Skip to main content
Premium Trial:

Request an Annual Quote

Silicon Valley Biosystems' Dx Lab Receives CLIA Certification

NEW YORK (GenomeWeb News) – Silicon Valley Biosystems today said that its in silico diagnostics laboratory has received CLIA certification from the California Department of Public Health.

The firm performs next-generation sequencing-based diagnostics on patient samples at the lab. It runs SV Bio's GermlineDx NGS interpretation platform, providing a "turnkey solution for clinical grade analysis and interpretation of single-gene, multi-gene, whole-exome, or whole-genome assays for germline indications, such as Mendelian disease diagnosis, carrier testing, hereditary cancer risk assessment, and pharmacogenomic applications," the firm said in a statement.
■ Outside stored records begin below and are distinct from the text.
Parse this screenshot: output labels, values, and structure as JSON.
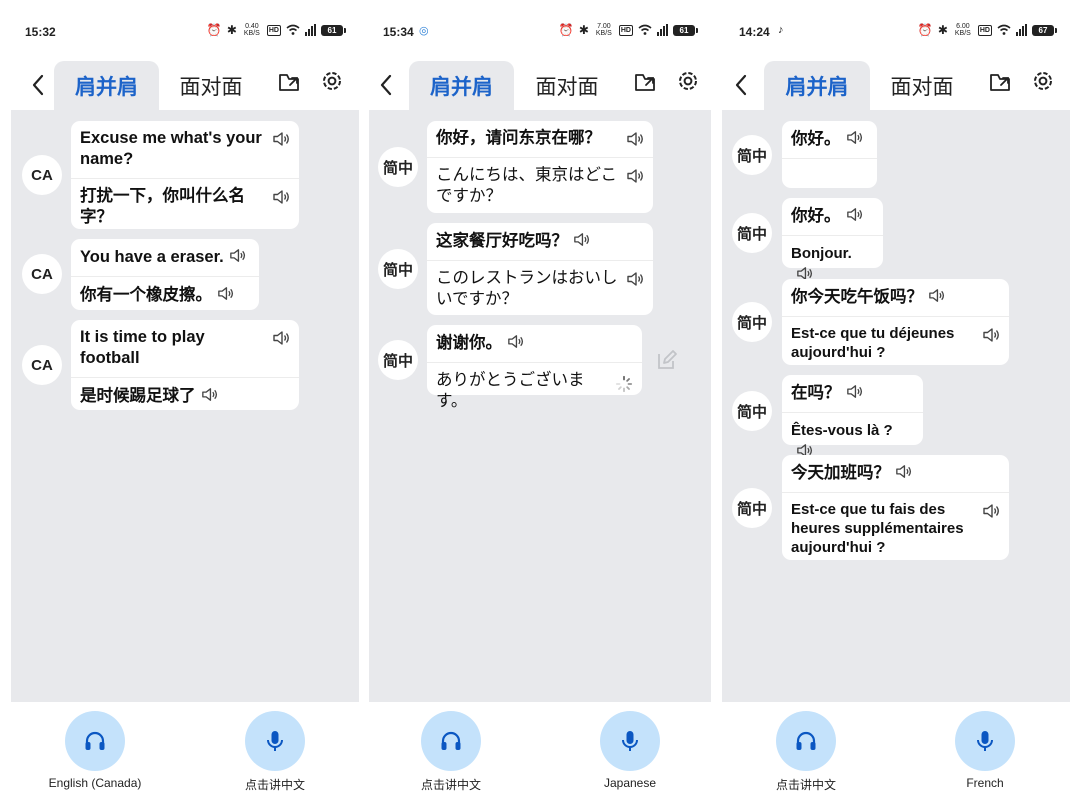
{
  "screens": [
    {
      "status_time": "15:32",
      "status_extra": "",
      "net_speed": "0.40 KB/S",
      "battery": "61",
      "tabs": [
        "肩并肩",
        "面对面"
      ],
      "messages": [
        {
          "avatar": "CA",
          "source": "Excuse me what's your name?",
          "translation": "打扰一下，你叫什么名字？"
        },
        {
          "avatar": "CA",
          "source": "You have a eraser.",
          "translation": "你有一个橡皮擦。"
        },
        {
          "avatar": "CA",
          "source": "It is time to play football",
          "translation": "是时候踢足球了"
        }
      ],
      "left_button_label": "English (Canada)",
      "right_button_label": "点击讲中文"
    },
    {
      "status_time": "15:34",
      "status_extra": "◎",
      "net_speed": "7.00 KB/S",
      "battery": "61",
      "tabs": [
        "肩并肩",
        "面对面"
      ],
      "messages": [
        {
          "avatar": "简中",
          "source": "你好，请问东京在哪？",
          "translation": "こんにちは、東京はどこですか？"
        },
        {
          "avatar": "简中",
          "source": "这家餐厅好吃吗？",
          "translation": "このレストランはおいしいですか？"
        },
        {
          "avatar": "简中",
          "source": "谢谢你。",
          "translation": "ありがとうございます。"
        }
      ],
      "left_button_label": "点击讲中文",
      "right_button_label": "Japanese"
    },
    {
      "status_time": "14:24",
      "status_extra": "♪",
      "net_speed": "6.00 KB/S",
      "battery": "67",
      "tabs": [
        "肩并肩",
        "面对面"
      ],
      "messages": [
        {
          "avatar": "简中",
          "source": "你好。",
          "translation": ""
        },
        {
          "avatar": "简中",
          "source": "你好。",
          "translation": "Bonjour."
        },
        {
          "avatar": "简中",
          "source": "你今天吃午饭吗？",
          "translation": "Est-ce que tu déjeunes aujourd'hui ?"
        },
        {
          "avatar": "简中",
          "source": "在吗？",
          "translation": "Êtes-vous là ?"
        },
        {
          "avatar": "简中",
          "source": "今天加班吗？",
          "translation": "Est-ce que tu fais des heures supplémentaires aujourd'hui ?"
        }
      ],
      "left_button_label": "点击讲中文",
      "right_button_label": "French"
    }
  ],
  "colors": {
    "accent": "#1c63c9",
    "chat_background": "#e8e9ec",
    "mic_button": "#c4e2fb",
    "card": "#ffffff"
  },
  "icons": {
    "back": "chevron-left-icon",
    "history": "folder-export-icon",
    "settings": "gear-icon",
    "speaker": "speaker-icon",
    "headphones": "headphones-icon",
    "microphone": "microphone-icon",
    "edit": "edit-icon",
    "loading": "loading-spinner-icon"
  }
}
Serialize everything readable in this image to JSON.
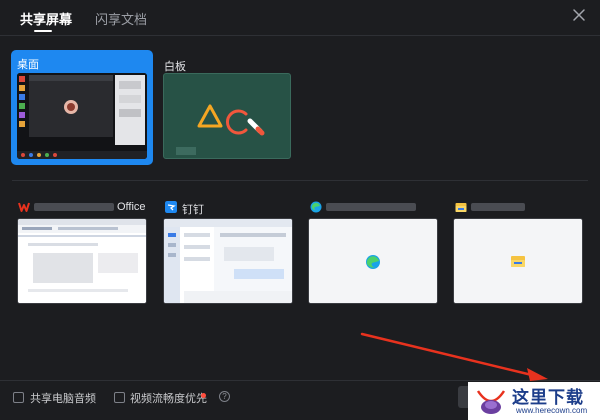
{
  "tabs": [
    {
      "label": "共享屏幕",
      "active": true
    },
    {
      "label": "闪享文档",
      "active": false
    }
  ],
  "close_icon": "close-icon",
  "screens": [
    {
      "label": "桌面",
      "selected": true
    },
    {
      "label": "白板",
      "selected": false
    }
  ],
  "windows": [
    {
      "label": "Office",
      "icon": "wps-office-icon",
      "label_blurred_prefix": true
    },
    {
      "label": "钉钉",
      "icon": "dingtalk-icon",
      "label_blurred_prefix": false
    },
    {
      "label": "",
      "icon": "edge-browser-icon",
      "label_blurred_prefix": true
    },
    {
      "label": "",
      "icon": "file-explorer-icon",
      "label_blurred_prefix": true
    }
  ],
  "options": {
    "share_audio": {
      "label": "共享电脑音频",
      "checked": false
    },
    "smooth_video": {
      "label": "视频流畅度优先",
      "checked": false,
      "badge": "new-dot"
    }
  },
  "help_icon": "?",
  "watermark": {
    "text": "这里下载",
    "url": "www.herecown.com"
  },
  "colors": {
    "accent": "#1e88f0",
    "background": "#1c1d20",
    "whiteboard": "#275246",
    "arrow": "#e8321e"
  }
}
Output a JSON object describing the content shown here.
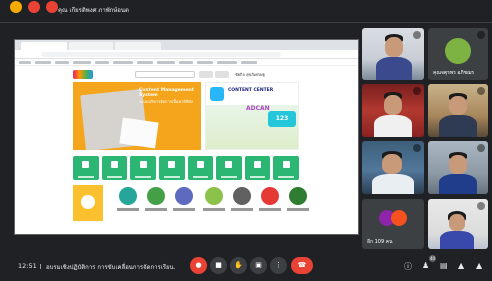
{
  "top": {
    "presenting_text": "คุณ เกียรติพงศ ภาพักษ์อนต"
  },
  "share": {
    "browser_user": "ชัยกิจ สุขภิเศรษฐ",
    "cms_title": "Content Management System",
    "cms_subtitle": "ระบบบริหารจัดการเนื้อหาดิจิทัล",
    "content_center": "CONTENT CENTER",
    "banner_word": "ADCAN",
    "banner_num": "123"
  },
  "participants": {
    "tile2_name": "คุณจตุรพร อภิชฌร",
    "more_count": "อีก 109 คน"
  },
  "bottom": {
    "time": "12:51",
    "meeting_title": "อบรมเชิงปฏิบัติการ การขับเคลื่อนการจัดการเรียน...",
    "participant_badge": "40"
  },
  "colors": {
    "background": "#202124",
    "tile": "#3c4043",
    "red": "#ea4335",
    "green_tile": "#2bb673",
    "banner_orange": "#f4a51c"
  },
  "icons": [
    "microphone-off-icon",
    "camera-off-icon",
    "raise-hand-icon",
    "present-icon",
    "more-options-icon",
    "end-call-icon",
    "info-icon",
    "people-icon",
    "chat-icon",
    "activities-icon",
    "lock-icon"
  ]
}
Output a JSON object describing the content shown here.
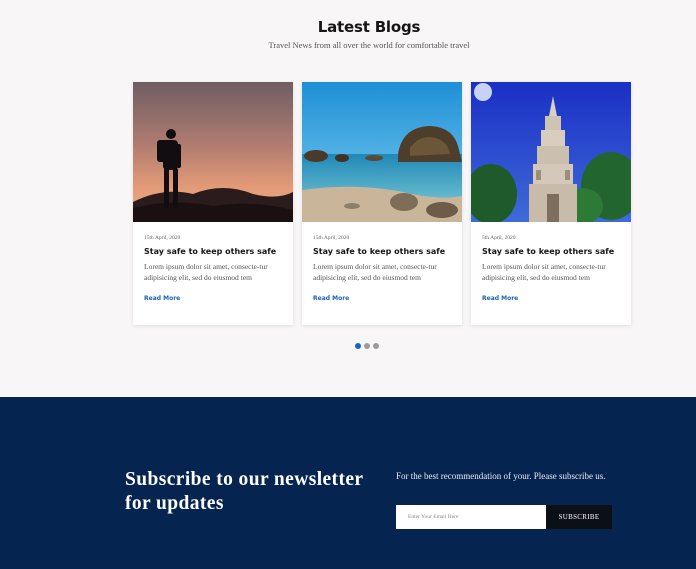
{
  "blogs": {
    "title": "Latest Blogs",
    "subtitle": "Travel News from all over the world for comfortable travel",
    "cards": [
      {
        "image": "hiker-silhouette-sunset",
        "date": "15th April, 2020",
        "title": "Stay safe to keep others safe",
        "excerpt": "Lorem ipsum dolor sit amet, consecte-tur adipisicing elit, sed do eiusmod tem",
        "read_more": "Read More"
      },
      {
        "image": "rocky-beach-coast",
        "date": "15th April, 2020",
        "title": "Stay safe to keep others safe",
        "excerpt": "Lorem ipsum dolor sit amet, consecte-tur adipisicing elit, sed do eiusmod tem",
        "read_more": "Read More"
      },
      {
        "image": "temple-tower-trees",
        "date": "5th April, 2020",
        "title": "Stay safe to keep others safe",
        "excerpt": "Lorem ipsum dolor sit amet, consecte-tur adipisicing elit, sed do eiusmod tem",
        "read_more": "Read More"
      }
    ],
    "pagination": {
      "pages": 3,
      "active": 1
    }
  },
  "newsletter": {
    "heading": "Subscribe to our newsletter for updates",
    "text": "For the best recommendation of your. Please subscribe us.",
    "input_placeholder": "Enter Your Email Here",
    "button_label": "SUBSCRIBE"
  },
  "colors": {
    "page_bg": "#f8f6f7",
    "newsletter_bg": "#062450",
    "link": "#1b63b4",
    "dot_active": "#1565c0",
    "button_bg": "#0b0f16"
  }
}
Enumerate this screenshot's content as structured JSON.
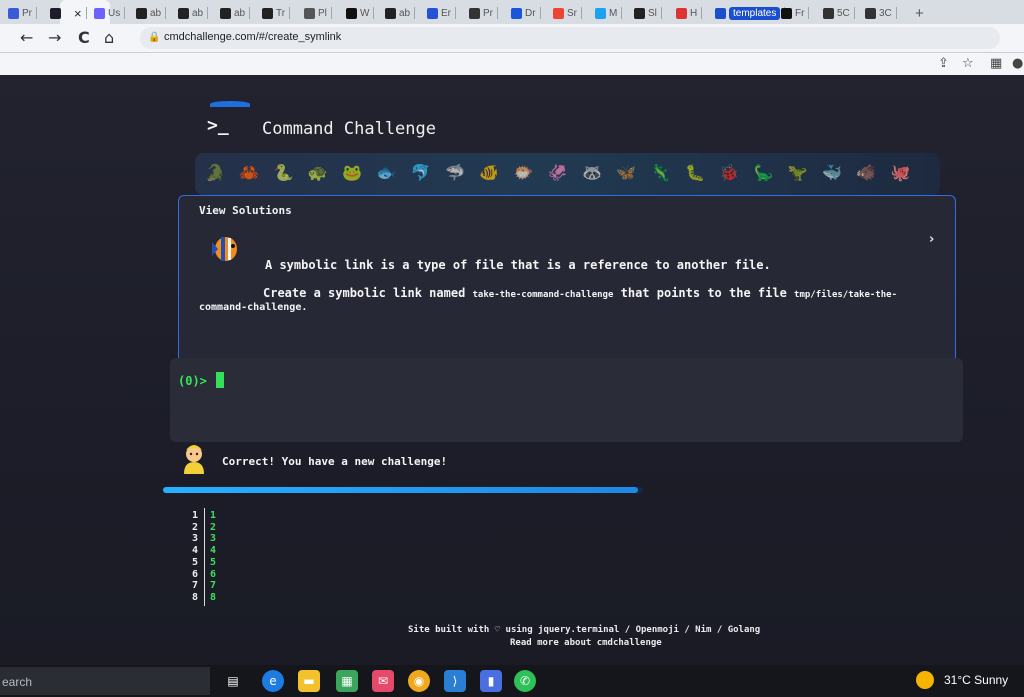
{
  "browser": {
    "tabs": [
      {
        "label": "Pr",
        "color": "#3b5bd6"
      },
      {
        "label": "",
        "color": "#1c1d28"
      },
      {
        "label": "Us",
        "color": "#6c63ff"
      },
      {
        "label": "ab",
        "color": "#222222"
      },
      {
        "label": "ab",
        "color": "#222222"
      },
      {
        "label": "ab",
        "color": "#222222"
      },
      {
        "label": "Tr",
        "color": "#222222"
      },
      {
        "label": "Pl",
        "color": "#555555"
      },
      {
        "label": "W",
        "color": "#111111"
      },
      {
        "label": "ab",
        "color": "#222222"
      },
      {
        "label": "Er",
        "color": "#2451d8"
      },
      {
        "label": "Pr",
        "color": "#333333"
      },
      {
        "label": "Dr",
        "color": "#1a56db"
      },
      {
        "label": "Sr",
        "color": "#e43"
      },
      {
        "label": "M",
        "color": "#1da1f2"
      },
      {
        "label": "Sl",
        "color": "#222222"
      },
      {
        "label": "H",
        "color": "#d33"
      },
      {
        "label": "templates",
        "color": "#1a4fd0"
      },
      {
        "label": "Fr",
        "color": "#111111"
      },
      {
        "label": "5C",
        "color": "#333333"
      },
      {
        "label": "3C",
        "color": "#333333"
      }
    ],
    "close_tab": "×",
    "new_tab": "+",
    "url": "cmdchallenge.com/#/create_symlink",
    "back": "←",
    "forward": "→",
    "reload": "C",
    "home": "⌂"
  },
  "site": {
    "logo_glyph": ">_",
    "title": "Command Challenge",
    "emoji_strip": [
      "🐊",
      "🦀",
      "🐍",
      "🐢",
      "🐸",
      "🐟",
      "🐬",
      "🦈",
      "🐠",
      "🐡",
      "🦑",
      "🦝",
      "🦋",
      "🦎",
      "🐛",
      "🐞",
      "🦕",
      "🦖",
      "🐳",
      "🐗",
      "🐙"
    ],
    "view_solutions": "View Solutions",
    "chevron": "›",
    "description_line1": "A symbolic link is a type of file that is a reference to another file.",
    "description_line2_prefix": "Create a symbolic link named ",
    "description_code1": "take-the-command-challenge",
    "description_line2_middle": " that points to the file ",
    "description_code2": "tmp/files/take-the-",
    "description_code2_cont": "command-challenge",
    "description_end": ".",
    "prompt": "(0)>",
    "success_message": "Correct! You have a new challenge!",
    "progress_fraction": 0.99,
    "line_numbers": [
      "1",
      "2",
      "3",
      "4",
      "5",
      "6",
      "7",
      "8"
    ],
    "completed_levels": [
      "1",
      "2",
      "3",
      "4",
      "5",
      "6",
      "7",
      "8"
    ],
    "footer_line1": "Site built with ♡ using jquery.terminal / Openmoji / Nim / Golang",
    "footer_line2": "Read more about cmdchallenge"
  },
  "taskbar": {
    "search_placeholder": "earch",
    "weather": "31°C  Sunny"
  },
  "colors": {
    "accent_blue": "#2f6fe0",
    "prompt_green": "#37e65b",
    "page_background": "#1d1e29"
  }
}
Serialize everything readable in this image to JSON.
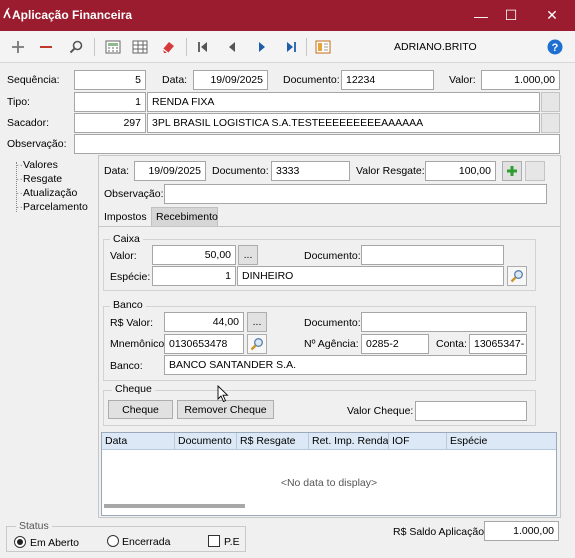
{
  "window": {
    "title": "Aplicação Financeira",
    "minimize": "—",
    "maximize": "☐",
    "close": "✕"
  },
  "toolbar": {
    "user": "ADRIANO.BRITO"
  },
  "header": {
    "sequencia_label": "Sequência:",
    "sequencia": "5",
    "data_label": "Data:",
    "data": "19/09/2025",
    "documento_label": "Documento:",
    "documento": "12234",
    "valor_label": "Valor:",
    "valor": "1.000,00",
    "tipo_label": "Tipo:",
    "tipo_code": "1",
    "tipo_name": "RENDA FIXA",
    "sacador_label": "Sacador:",
    "sacador_code": "297",
    "sacador_name": "3PL BRASIL LOGISTICA S.A.TESTEEEEEEEEEAAAAAA",
    "observacao_label": "Observação:",
    "observacao": ""
  },
  "tree": {
    "items": [
      "Valores",
      "Resgate",
      "Atualização",
      "Parcelamento"
    ]
  },
  "resgate": {
    "data_label": "Data:",
    "data": "19/09/2025",
    "documento_label": "Documento:",
    "documento": "3333",
    "valor_label": "Valor Resgate:",
    "valor": "100,00",
    "observacao_label": "Observação:",
    "observacao": ""
  },
  "tabs": [
    "Impostos",
    "Recebimento"
  ],
  "caixa": {
    "title": "Caixa",
    "valor_label": "Valor:",
    "valor": "50,00",
    "ellipsis": "...",
    "documento_label": "Documento:",
    "documento": "",
    "especie_label": "Espécie:",
    "especie_code": "1",
    "especie_name": "DINHEIRO"
  },
  "banco": {
    "title": "Banco",
    "valor_label": "R$ Valor:",
    "valor": "44,00",
    "ellipsis": "...",
    "documento_label": "Documento:",
    "documento": "",
    "mnemonico_label": "Mnemônico:",
    "mnemonico": "0130653478",
    "agencia_label": "Nº Agência:",
    "agencia": "0285-2",
    "conta_label": "Conta:",
    "conta": "13065347-",
    "banco_label": "Banco:",
    "banco_name": "BANCO SANTANDER S.A."
  },
  "cheque": {
    "title": "Cheque",
    "cheque_button": "Cheque",
    "remover_button": "Remover Cheque",
    "valor_label": "Valor Cheque:",
    "valor": ""
  },
  "grid": {
    "columns": [
      "Data",
      "Documento",
      "R$ Resgate",
      "Ret. Imp. Renda",
      "IOF",
      "Espécie"
    ],
    "empty_text": "<No data to display>"
  },
  "status": {
    "title": "Status",
    "em_aberto": "Em Aberto",
    "encerrada": "Encerrada",
    "pe": "P.E",
    "saldo_label": "R$ Saldo Aplicação:",
    "saldo": "1.000,00"
  },
  "colors": {
    "title_bar": "#9b1c2e",
    "accent_blue": "#1e5ea8",
    "add_green": "#2e9b2e",
    "remove_red": "#c0392b"
  }
}
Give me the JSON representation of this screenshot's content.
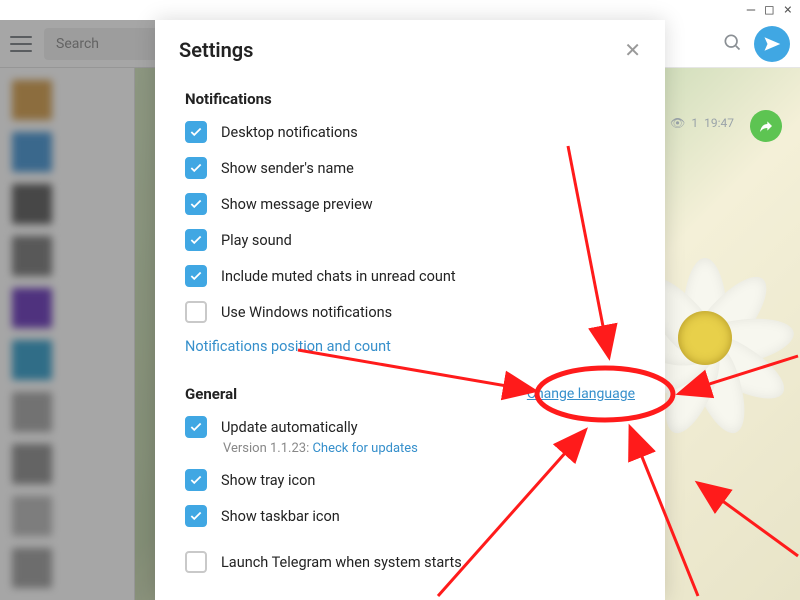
{
  "window": {
    "min": "—",
    "max": "□",
    "close": "×"
  },
  "topbar": {
    "search_placeholder": "Search"
  },
  "chat_meta": {
    "views_icon": "👁",
    "views": "1",
    "time": "19:47"
  },
  "modal": {
    "title": "Settings",
    "close": "✕",
    "notifications": {
      "title": "Notifications",
      "items": [
        {
          "label": "Desktop notifications",
          "checked": true
        },
        {
          "label": "Show sender's name",
          "checked": true
        },
        {
          "label": "Show message preview",
          "checked": true
        },
        {
          "label": "Play sound",
          "checked": true
        },
        {
          "label": "Include muted chats in unread count",
          "checked": true
        },
        {
          "label": "Use Windows notifications",
          "checked": false
        }
      ],
      "position_link": "Notifications position and count"
    },
    "general": {
      "title": "General",
      "change_language": "Change language",
      "update_auto": {
        "label": "Update automatically",
        "checked": true
      },
      "version_prefix": "Version 1.1.23: ",
      "check_updates": "Check for updates",
      "tray": {
        "label": "Show tray icon",
        "checked": true
      },
      "taskbar": {
        "label": "Show taskbar icon",
        "checked": true
      },
      "launch_startup": {
        "label": "Launch Telegram when system starts",
        "checked": false
      }
    }
  },
  "avatar_colors": [
    "#d8a860",
    "#5aa0d8",
    "#6d6d6d",
    "#888888",
    "#7a4ec2",
    "#4aa8d0",
    "#b0b0b0",
    "#9a9a9a",
    "#c0c0c0",
    "#a8a8a8"
  ]
}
SV Bio also has a CLIA-certified ultra-high-throughput NGS wet lab for customers who need a complete solution, including generation of the genetic sequence, the company said.

Foster City, Calif.-based SV Bio was launched earlier this year and provides genomic data at the point of care. It and Mayo Clinic have an agreement to use each other's technologies to improve accessibility and the clinical use of next-generation sequencing for patients.

The Scan

Team Tracks Down Potential Blood Plasma Markers Linked to Heart Failure in Atrial Fibrillation Patients

Researchers in BMC Genomics found 10 differentially expressed proteins or metabolites that marked atrial fibrillation with heart failure cases.

Study Points to Synonymous Mutation Effects on E. Coli Enzyme Activity

Researchers in Nature Chemistry saw signs of enzyme activity shifts in the presence of synonymous mutations in a multiscale modeling analysis of three Escherichia coli genes.

Team Outlines Paternal Sample-Free Single-Gene Approach for Non-Invasive Prenatal Screening

With data for nearly 9,200 pregnant individuals, researchers in Genetics in Medicine demonstrate the feasibility of their carrier screening and reflex single-gene non-invasive prenatal screening approach.

Germline-Targeting HIV Vaccine Shows Promise in Phase I Trial

A National Institutes of Health-led team reports in Science that a broadly neutralizing antibody HIV vaccine induced bnAb precursors in 97 percent of those given the vaccine.